"It kept me up all of last night thinking about all the great times we had together. Every time you go on a bike ride, you think this could be your last time because cars and bikes don't mix," Sommer mused the day after his friend died.
And when they do, the outcome is nearly always bad for the cyclist.
What some folks don't realize is that bicycles have the same rights and responsibilities as cars on the road. They don't have to — and for safety reasons shouldn't — get off the pavement. Bicyclists can too easily be thrown by uneven ground and end up soaring into a passing car. Vehicles overtaking them are required by law to give bikes at least 3 feet of clearance, said Deputy Gabe White, the sheriff's liaison for bicycle riders.
'I can't wait to see you'
Travis said Nickell's family has begun gathering in Clermont. His mother, who lives in Oklahoma, had a mild heart attack when she learned of her son's death. But she was hoping to travel to Florida within a few days. His daughter Lacey, a 21-year-old Valencia Community College student, lives here, and her twin sister Meagan, who attends Regis University in Colorado on a basketball scholarship, was on her way. Nickell also had a son, Brian Fuller, who lives in San Diego and serves in the Marine Corps.
An informal remembrance service is set for 4 p.m. Friday at Clermont Waterfront Park. Friends said Nickell recently had said he wants to have his ashes scattered in the lake he so often ran and biked around. Friends and well-wishers may leave messages at the Facebook page R.I.P. Harry Nickell.
Travis said it was rare for her not to be with Nickell. She had gone to a cabin they owned together in North Carolina to get ready for Thanksgiving, and he was to follow on Tuesday with their dogs, Riley, a white Labrador who often ran with him and Star, a rescue dog that is a lab-hound mix.
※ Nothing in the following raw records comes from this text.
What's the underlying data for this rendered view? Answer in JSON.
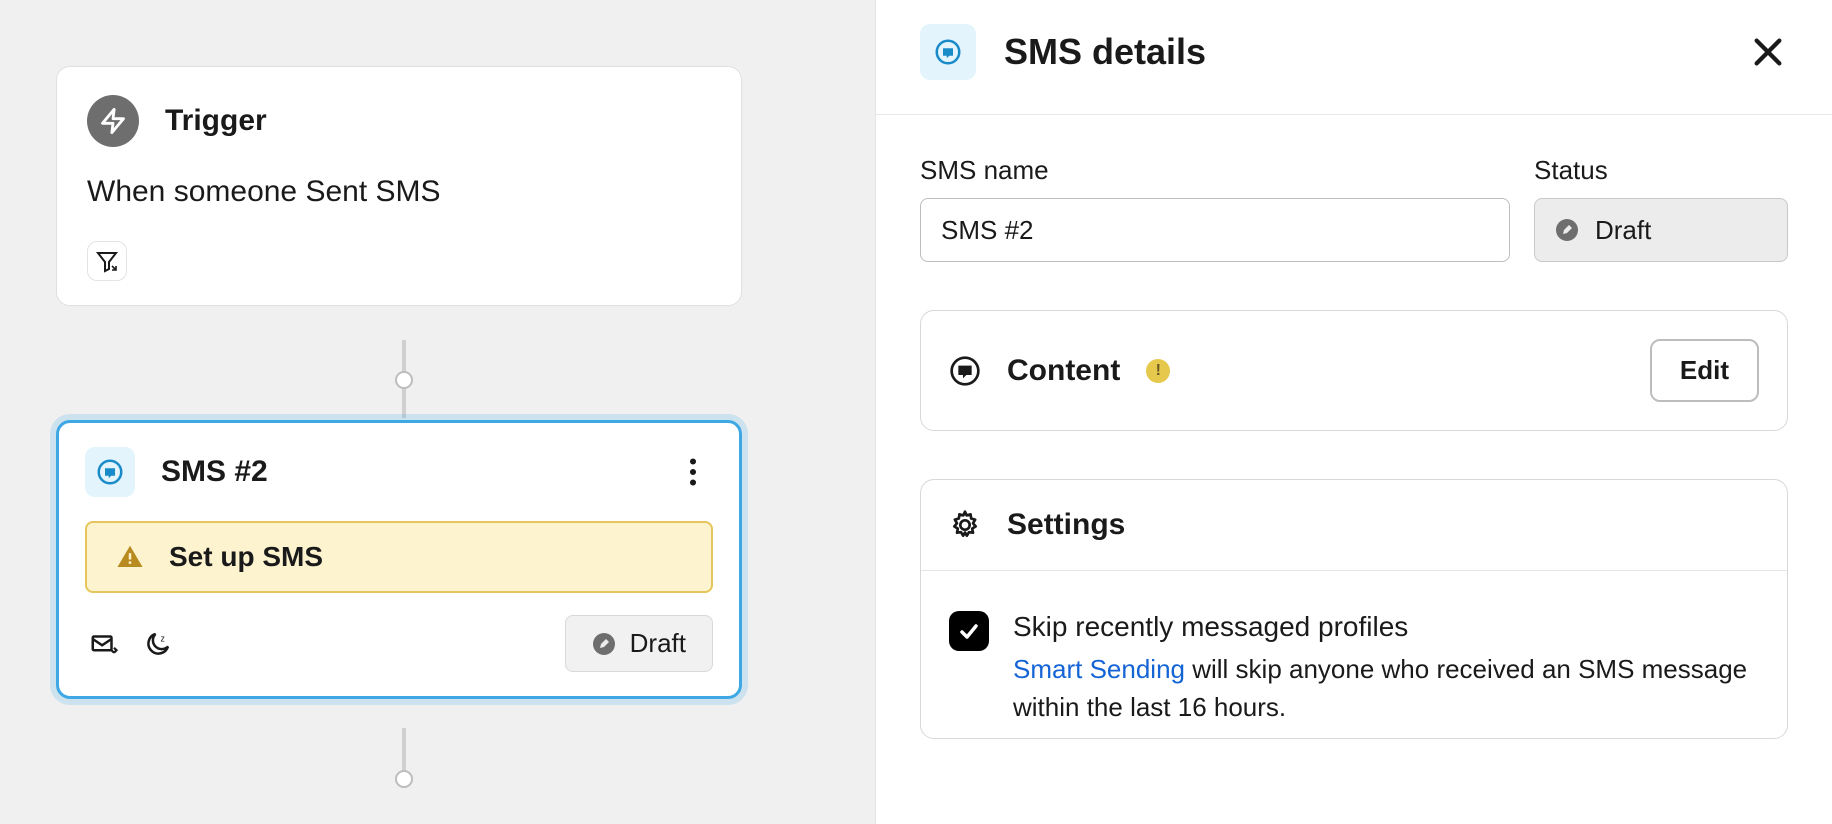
{
  "canvas": {
    "trigger": {
      "title": "Trigger",
      "description": "When someone Sent SMS"
    },
    "sms_card": {
      "title": "SMS #2",
      "warning": "Set up SMS",
      "status": "Draft"
    }
  },
  "panel": {
    "title": "SMS details",
    "name_label": "SMS name",
    "name_value": "SMS #2",
    "status_label": "Status",
    "status_value": "Draft",
    "content_title": "Content",
    "edit_label": "Edit",
    "settings_title": "Settings",
    "skip": {
      "title": "Skip recently messaged profiles",
      "link": "Smart Sending",
      "desc_rest": " will skip anyone who received an SMS message within the last 16 hours."
    }
  }
}
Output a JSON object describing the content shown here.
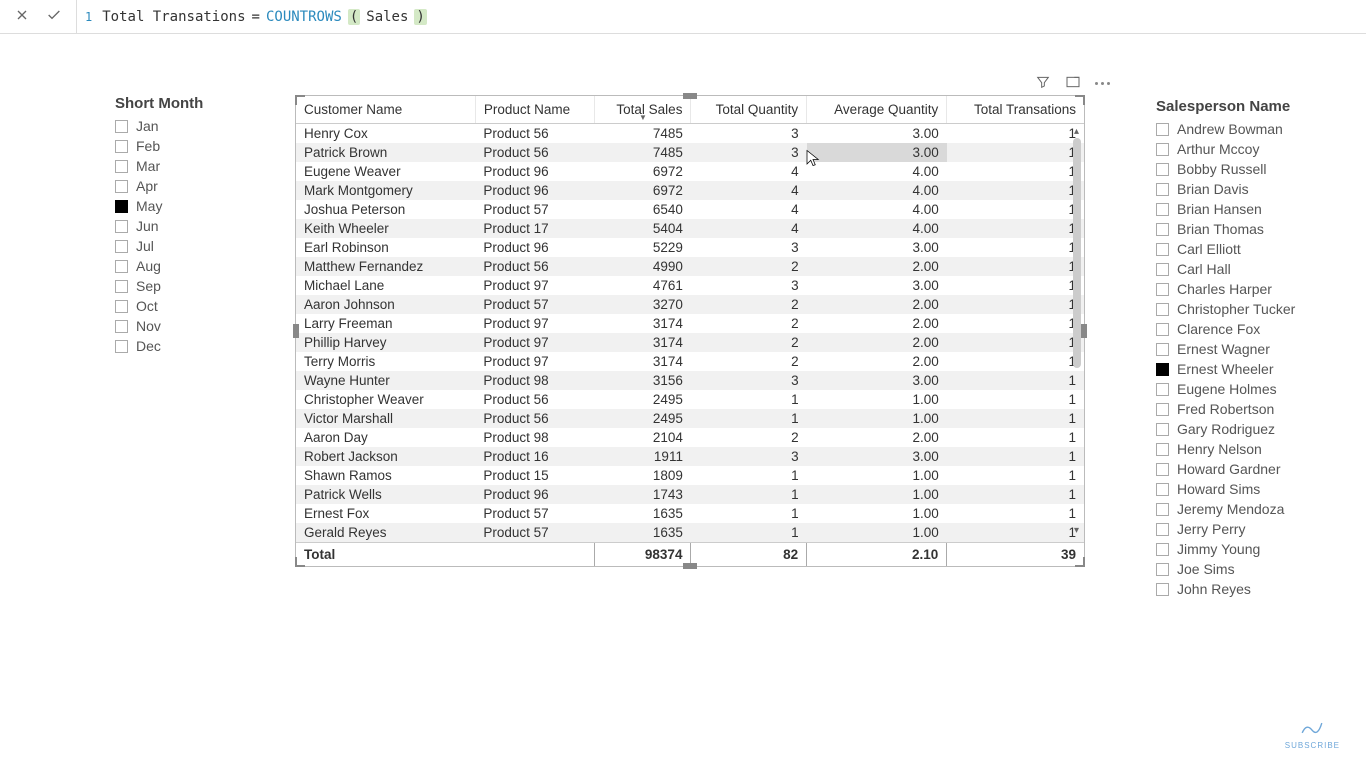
{
  "formula": {
    "line": "1",
    "name": "Total Transations",
    "eq": "=",
    "func": "COUNTROWS",
    "open": "(",
    "arg": "Sales",
    "close": ")"
  },
  "month_slicer": {
    "title": "Short Month",
    "items": [
      {
        "label": "Jan",
        "checked": false
      },
      {
        "label": "Feb",
        "checked": false
      },
      {
        "label": "Mar",
        "checked": false
      },
      {
        "label": "Apr",
        "checked": false
      },
      {
        "label": "May",
        "checked": true
      },
      {
        "label": "Jun",
        "checked": false
      },
      {
        "label": "Jul",
        "checked": false
      },
      {
        "label": "Aug",
        "checked": false
      },
      {
        "label": "Sep",
        "checked": false
      },
      {
        "label": "Oct",
        "checked": false
      },
      {
        "label": "Nov",
        "checked": false
      },
      {
        "label": "Dec",
        "checked": false
      }
    ]
  },
  "sales_slicer": {
    "title": "Salesperson Name",
    "items": [
      {
        "label": "Andrew Bowman",
        "checked": false
      },
      {
        "label": "Arthur Mccoy",
        "checked": false
      },
      {
        "label": "Bobby Russell",
        "checked": false
      },
      {
        "label": "Brian Davis",
        "checked": false
      },
      {
        "label": "Brian Hansen",
        "checked": false
      },
      {
        "label": "Brian Thomas",
        "checked": false
      },
      {
        "label": "Carl Elliott",
        "checked": false
      },
      {
        "label": "Carl Hall",
        "checked": false
      },
      {
        "label": "Charles Harper",
        "checked": false
      },
      {
        "label": "Christopher Tucker",
        "checked": false
      },
      {
        "label": "Clarence Fox",
        "checked": false
      },
      {
        "label": "Ernest Wagner",
        "checked": false
      },
      {
        "label": "Ernest Wheeler",
        "checked": true
      },
      {
        "label": "Eugene Holmes",
        "checked": false
      },
      {
        "label": "Fred Robertson",
        "checked": false
      },
      {
        "label": "Gary Rodriguez",
        "checked": false
      },
      {
        "label": "Henry Nelson",
        "checked": false
      },
      {
        "label": "Howard Gardner",
        "checked": false
      },
      {
        "label": "Howard Sims",
        "checked": false
      },
      {
        "label": "Jeremy Mendoza",
        "checked": false
      },
      {
        "label": "Jerry Perry",
        "checked": false
      },
      {
        "label": "Jimmy Young",
        "checked": false
      },
      {
        "label": "Joe Sims",
        "checked": false
      },
      {
        "label": "John Reyes",
        "checked": false
      }
    ]
  },
  "table": {
    "headers": {
      "customer": "Customer Name",
      "product": "Product Name",
      "sales": "Total Sales",
      "qty": "Total Quantity",
      "avg": "Average Quantity",
      "trans": "Total Transations"
    },
    "rows": [
      {
        "customer": "Henry Cox",
        "product": "Product 56",
        "sales": "7485",
        "qty": "3",
        "avg": "3.00",
        "trans": "1"
      },
      {
        "customer": "Patrick Brown",
        "product": "Product 56",
        "sales": "7485",
        "qty": "3",
        "avg": "3.00",
        "trans": "1",
        "hover": true
      },
      {
        "customer": "Eugene Weaver",
        "product": "Product 96",
        "sales": "6972",
        "qty": "4",
        "avg": "4.00",
        "trans": "1"
      },
      {
        "customer": "Mark Montgomery",
        "product": "Product 96",
        "sales": "6972",
        "qty": "4",
        "avg": "4.00",
        "trans": "1"
      },
      {
        "customer": "Joshua Peterson",
        "product": "Product 57",
        "sales": "6540",
        "qty": "4",
        "avg": "4.00",
        "trans": "1"
      },
      {
        "customer": "Keith Wheeler",
        "product": "Product 17",
        "sales": "5404",
        "qty": "4",
        "avg": "4.00",
        "trans": "1"
      },
      {
        "customer": "Earl Robinson",
        "product": "Product 96",
        "sales": "5229",
        "qty": "3",
        "avg": "3.00",
        "trans": "1"
      },
      {
        "customer": "Matthew Fernandez",
        "product": "Product 56",
        "sales": "4990",
        "qty": "2",
        "avg": "2.00",
        "trans": "1"
      },
      {
        "customer": "Michael Lane",
        "product": "Product 97",
        "sales": "4761",
        "qty": "3",
        "avg": "3.00",
        "trans": "1"
      },
      {
        "customer": "Aaron Johnson",
        "product": "Product 57",
        "sales": "3270",
        "qty": "2",
        "avg": "2.00",
        "trans": "1"
      },
      {
        "customer": "Larry Freeman",
        "product": "Product 97",
        "sales": "3174",
        "qty": "2",
        "avg": "2.00",
        "trans": "1"
      },
      {
        "customer": "Phillip Harvey",
        "product": "Product 97",
        "sales": "3174",
        "qty": "2",
        "avg": "2.00",
        "trans": "1"
      },
      {
        "customer": "Terry Morris",
        "product": "Product 97",
        "sales": "3174",
        "qty": "2",
        "avg": "2.00",
        "trans": "1"
      },
      {
        "customer": "Wayne Hunter",
        "product": "Product 98",
        "sales": "3156",
        "qty": "3",
        "avg": "3.00",
        "trans": "1"
      },
      {
        "customer": "Christopher Weaver",
        "product": "Product 56",
        "sales": "2495",
        "qty": "1",
        "avg": "1.00",
        "trans": "1"
      },
      {
        "customer": "Victor Marshall",
        "product": "Product 56",
        "sales": "2495",
        "qty": "1",
        "avg": "1.00",
        "trans": "1"
      },
      {
        "customer": "Aaron Day",
        "product": "Product 98",
        "sales": "2104",
        "qty": "2",
        "avg": "2.00",
        "trans": "1"
      },
      {
        "customer": "Robert Jackson",
        "product": "Product 16",
        "sales": "1911",
        "qty": "3",
        "avg": "3.00",
        "trans": "1"
      },
      {
        "customer": "Shawn Ramos",
        "product": "Product 15",
        "sales": "1809",
        "qty": "1",
        "avg": "1.00",
        "trans": "1"
      },
      {
        "customer": "Patrick Wells",
        "product": "Product 96",
        "sales": "1743",
        "qty": "1",
        "avg": "1.00",
        "trans": "1"
      },
      {
        "customer": "Ernest Fox",
        "product": "Product 57",
        "sales": "1635",
        "qty": "1",
        "avg": "1.00",
        "trans": "1"
      },
      {
        "customer": "Gerald Reyes",
        "product": "Product 57",
        "sales": "1635",
        "qty": "1",
        "avg": "1.00",
        "trans": "1"
      }
    ],
    "totals": {
      "label": "Total",
      "sales": "98374",
      "qty": "82",
      "avg": "2.10",
      "trans": "39"
    }
  },
  "watermark": {
    "text": "SUBSCRIBE"
  }
}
When she learned of Nickell's accident, Travis had hadn't even unpacked her suitcase. She rummaged through it, looking for something to wear on the tearful airplane back to Orlando.
And that's when she saw the envelope.
Inside was a big card with this message: "I just want you to know that I really love you and appreciate you. I can't wait to see you with the dogs on Tuesday."
Lauren Ritchie can be reached at Lritchie@orlandosentinel.com You may leave her a message at 352-742-5918. Her blog is at OrlandoSentinel.com/laurenonlake. Joe Williams and Arelis Hernandez of the Sentinel staff contributed to this column.Copyright © 2015, Los Angeles Times